== LISTED RECORDS

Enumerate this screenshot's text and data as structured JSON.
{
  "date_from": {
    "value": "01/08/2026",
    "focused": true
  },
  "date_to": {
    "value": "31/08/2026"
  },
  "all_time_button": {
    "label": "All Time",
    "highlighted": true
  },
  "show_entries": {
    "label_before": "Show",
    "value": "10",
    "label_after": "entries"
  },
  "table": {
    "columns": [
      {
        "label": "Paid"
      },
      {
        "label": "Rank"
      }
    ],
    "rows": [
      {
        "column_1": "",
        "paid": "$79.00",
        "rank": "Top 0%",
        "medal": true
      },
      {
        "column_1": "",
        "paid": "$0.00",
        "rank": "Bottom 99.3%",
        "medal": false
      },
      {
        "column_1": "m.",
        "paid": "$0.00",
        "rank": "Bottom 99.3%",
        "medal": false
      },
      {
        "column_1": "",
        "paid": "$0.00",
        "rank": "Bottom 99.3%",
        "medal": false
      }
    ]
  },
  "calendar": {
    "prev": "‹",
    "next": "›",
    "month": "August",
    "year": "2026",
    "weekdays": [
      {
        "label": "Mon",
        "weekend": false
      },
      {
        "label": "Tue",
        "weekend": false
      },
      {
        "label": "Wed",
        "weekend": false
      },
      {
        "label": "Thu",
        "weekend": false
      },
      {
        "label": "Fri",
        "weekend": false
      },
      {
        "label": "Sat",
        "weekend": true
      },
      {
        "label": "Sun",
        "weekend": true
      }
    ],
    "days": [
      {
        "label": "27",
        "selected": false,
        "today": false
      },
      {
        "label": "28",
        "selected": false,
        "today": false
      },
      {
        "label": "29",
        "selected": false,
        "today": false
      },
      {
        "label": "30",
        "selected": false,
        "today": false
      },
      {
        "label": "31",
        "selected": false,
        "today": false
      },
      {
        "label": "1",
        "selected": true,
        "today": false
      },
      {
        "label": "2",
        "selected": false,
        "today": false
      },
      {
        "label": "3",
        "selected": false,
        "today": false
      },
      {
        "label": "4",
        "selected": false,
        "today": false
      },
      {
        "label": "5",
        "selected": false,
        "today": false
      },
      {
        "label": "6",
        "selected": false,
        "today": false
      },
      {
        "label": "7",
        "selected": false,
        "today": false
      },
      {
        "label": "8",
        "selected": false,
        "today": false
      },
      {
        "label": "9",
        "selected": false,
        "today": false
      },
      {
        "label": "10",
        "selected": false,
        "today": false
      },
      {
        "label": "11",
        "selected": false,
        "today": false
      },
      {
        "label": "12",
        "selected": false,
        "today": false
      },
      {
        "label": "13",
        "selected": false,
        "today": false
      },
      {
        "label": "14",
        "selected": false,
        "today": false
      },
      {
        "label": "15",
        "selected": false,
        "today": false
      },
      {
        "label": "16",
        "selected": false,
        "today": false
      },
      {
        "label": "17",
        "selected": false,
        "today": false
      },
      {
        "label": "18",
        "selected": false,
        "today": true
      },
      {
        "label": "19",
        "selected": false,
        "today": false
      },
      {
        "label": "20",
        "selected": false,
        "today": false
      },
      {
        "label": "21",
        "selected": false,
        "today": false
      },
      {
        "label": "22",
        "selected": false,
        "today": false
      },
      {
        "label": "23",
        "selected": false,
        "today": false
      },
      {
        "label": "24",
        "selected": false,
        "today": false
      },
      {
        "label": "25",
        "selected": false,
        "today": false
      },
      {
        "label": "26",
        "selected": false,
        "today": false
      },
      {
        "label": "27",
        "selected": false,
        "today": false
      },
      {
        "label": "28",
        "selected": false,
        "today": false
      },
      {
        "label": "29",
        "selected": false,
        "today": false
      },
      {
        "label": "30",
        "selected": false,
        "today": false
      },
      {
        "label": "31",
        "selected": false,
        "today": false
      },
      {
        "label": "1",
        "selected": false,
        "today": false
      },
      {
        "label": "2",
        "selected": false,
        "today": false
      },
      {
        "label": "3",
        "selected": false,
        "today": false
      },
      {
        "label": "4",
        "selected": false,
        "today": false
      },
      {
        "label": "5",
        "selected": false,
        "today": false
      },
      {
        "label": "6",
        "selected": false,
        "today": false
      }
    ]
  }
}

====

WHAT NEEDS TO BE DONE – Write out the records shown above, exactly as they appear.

TASK RESPONSE –
Enumerate this screenshot's text and data as structured JSON.
{
  "date_from": {
    "value": "01/08/2026",
    "focused": true
  },
  "date_to": {
    "value": "31/08/2026"
  },
  "all_time_button": {
    "label": "All Time",
    "highlighted": true
  },
  "show_entries": {
    "label_before": "Show",
    "value": "10",
    "label_after": "entries"
  },
  "table": {
    "columns": [
      {
        "label": "Paid"
      },
      {
        "label": "Rank"
      }
    ],
    "rows": [
      {
        "column_1": "",
        "paid": "$79.00",
        "rank": "Top 0%",
        "medal": true
      },
      {
        "column_1": "",
        "paid": "$0.00",
        "rank": "Bottom 99.3%",
        "medal": false
      },
      {
        "column_1": "m.",
        "paid": "$0.00",
        "rank": "Bottom 99.3%",
        "medal": false
      },
      {
        "column_1": "",
        "paid": "$0.00",
        "rank": "Bottom 99.3%",
        "medal": false
      }
    ]
  },
  "calendar": {
    "prev": "‹",
    "next": "›",
    "month": "August",
    "year": "2026",
    "weekdays": [
      {
        "label": "Mon",
        "weekend": false
      },
      {
        "label": "Tue",
        "weekend": false
      },
      {
        "label": "Wed",
        "weekend": false
      },
      {
        "label": "Thu",
        "weekend": false
      },
      {
        "label": "Fri",
        "weekend": false
      },
      {
        "label": "Sat",
        "weekend": true
      },
      {
        "label": "Sun",
        "weekend": true
      }
    ],
    "days": [
      {
        "label": "27",
        "selected": false,
        "today": false
      },
      {
        "label": "28",
        "selected": false,
        "today": false
      },
      {
        "label": "29",
        "selected": false,
        "today": false
      },
      {
        "label": "30",
        "selected": false,
        "today": false
      },
      {
        "label": "31",
        "selected": false,
        "today": false
      },
      {
        "label": "1",
        "selected": true,
        "today": false
      },
      {
        "label": "2",
        "selected": false,
        "today": false
      },
      {
        "label": "3",
        "selected": false,
        "today": false
      },
      {
        "label": "4",
        "selected": false,
        "today": false
      },
      {
        "label": "5",
        "selected": false,
        "today": false
      },
      {
        "label": "6",
        "selected": false,
        "today": false
      },
      {
        "label": "7",
        "selected": false,
        "today": false
      },
      {
        "label": "8",
        "selected": false,
        "today": false
      },
      {
        "label": "9",
        "selected": false,
        "today": false
      },
      {
        "label": "10",
        "selected": false,
        "today": false
      },
      {
        "label": "11",
        "selected": false,
        "today": false
      },
      {
        "label": "12",
        "selected": false,
        "today": false
      },
      {
        "label": "13",
        "selected": false,
        "today": false
      },
      {
        "label": "14",
        "selected": false,
        "today": false
      },
      {
        "label": "15",
        "selected": false,
        "today": false
      },
      {
        "label": "16",
        "selected": false,
        "today": false
      },
      {
        "label": "17",
        "selected": false,
        "today": false
      },
      {
        "label": "18",
        "selected": false,
        "today": true
      },
      {
        "label": "19",
        "selected": false,
        "today": false
      },
      {
        "label": "20",
        "selected": false,
        "today": false
      },
      {
        "label": "21",
        "selected": false,
        "today": false
      },
      {
        "label": "22",
        "selected": false,
        "today": false
      },
      {
        "label": "23",
        "selected": false,
        "today": false
      },
      {
        "label": "24",
        "selected": false,
        "today": false
      },
      {
        "label": "25",
        "selected": false,
        "today": false
      },
      {
        "label": "26",
        "selected": false,
        "today": false
      },
      {
        "label": "27",
        "selected": false,
        "today": false
      },
      {
        "label": "28",
        "selected": false,
        "today": false
      },
      {
        "label": "29",
        "selected": false,
        "today": false
      },
      {
        "label": "30",
        "selected": false,
        "today": false
      },
      {
        "label": "31",
        "selected": false,
        "today": false
      },
      {
        "label": "1",
        "selected": false,
        "today": false
      },
      {
        "label": "2",
        "selected": false,
        "today": false
      },
      {
        "label": "3",
        "selected": false,
        "today": false
      },
      {
        "label": "4",
        "selected": false,
        "today": false
      },
      {
        "label": "5",
        "selected": false,
        "today": false
      },
      {
        "label": "6",
        "selected": false,
        "today": false
      }
    ]
  }
}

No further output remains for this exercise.